    - GHCVER: "8.4.2"
      CHOCOPTS: --forcex86
    - GHCVER: "8.2.2"
      CHOCOPTS: --forcex86
    - GHCVER: "8.0.2"
      CHOCOPTS: --forcex86
    - GHCVER: "7.10.3.2"
      CHOCOPTS: --forcex86
    - GHCVER: "7.8.4.1"
      CHOCOPTS: --forcex86

cache:
- "C:\\SR"

install:
 - "choco install -y ghc --version %GHCVER% %CHOCOPTS%"
 - "choco install -y cabal %CHOCOPTS%"
 - "refreshenv"
 - "set PATH=C:\\ghc\\ghc-%GHCVER%:C:\\msys64\\mingw64\\bin;C:\\msys64\\usr\\bin;%PATH%"
 - "cabal --version"
 - "ghc --version"
 - "cabal %CABOPTS% update -v"

build: off

test_script:
 - IF EXIST configure.ac bash -c "autoreconf -i"
 - "echo packages:. > cabal.project"
 - "cabal %CABOPTS% new-build -j1 all"

This tests both x86_64 and x86 versions of the last 5 GHC against any pull requests to Win32.

To point out some important bits:

  global:
    CABOPTS:  "--store-dir=C:\\SR --http-transport=plain-http"

The --store-dir flag is used to shorten the path of the new-build nix style package store folder so it doesn’t hit MAX_PATH as easily. (NOTE: GHC 8.6 and newer no longer have this limitation for end user programs. So in the future once cabal is compiled with GHC 8.6 this won’t be needed, but for backwards compatibility should still be used for now.)

The http-transport is unimportant, it can be omitted but I prefer to not have it use curl from msys2 just because it’s an emulated binary and will be slower than the plain http-transport or powershell transport options.

cache:
- "C:\\SR"

This caches the nix style package cache so that dependencies don’t get built over and over again. This can save a significant amount of time when building your project. AppVeyor has an hour build limit.

 - IF EXIST configure.ac bash -c "autoreconf -i"

This allows packages like network to be used from the repo where there is no final configure script yet.

 - "choco install -y ghc --version %GHCVER% %CHOCOPTS%"
 - "choco install -y cabal %CHOCOPTS%"

This command installs the compiler and the latest cabal-install which is backward compatible with older GHCs. The explicit cabal install is for older packages which didn’t have a dependency on cabal. For newer GHC this would be a no-op. The -y makes Chocolatey suppress the script execution question with a default answer of yes.

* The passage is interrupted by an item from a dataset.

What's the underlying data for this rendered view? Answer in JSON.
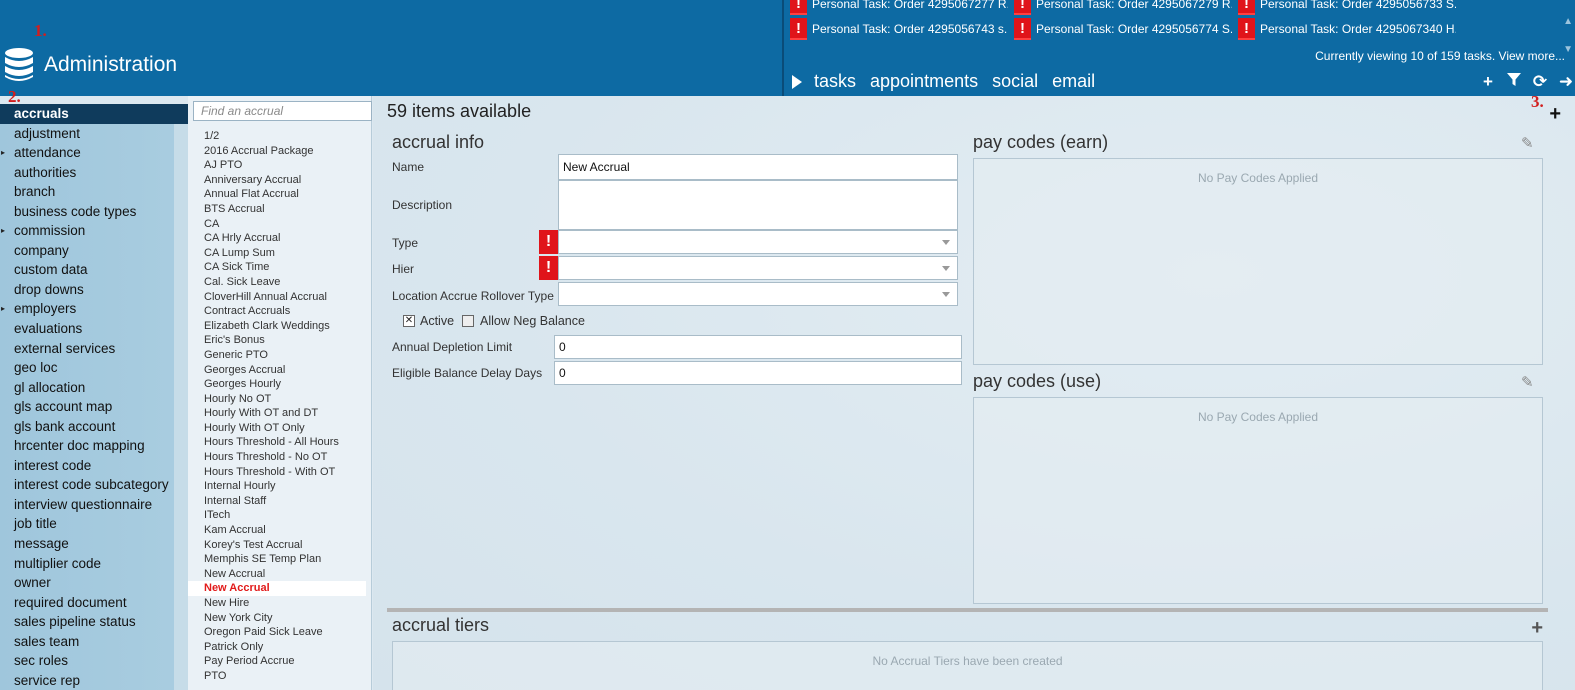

 - "refreshenv"
 - "set PATH=C:\\ghc\\ghc-%GHCVER%:C:\\msys64\\mingw64\\bin;C:\\msys64\\usr\\bin;%PATH%"

As before we reload the environment variables, which unfortunately also clears the custom ones AppVeyor sets. To restore the ones we need we modify the PATH to contain msys2 and where we expect older GHCs to have been installed.

NOTE: If you actually intend to use pacman packages, please set the appropriate mingw for the architecture you intend to use. The above examples all set the 64 bit paths.

If you want to report a bug against the packaging (the chocolatey packages and not the binaries themselves) please do so on my GitHub project for the packages. Cabal and GHC.

I do plan on adding a Haskell Platform package in the near future. Happy hacking.

– Tamar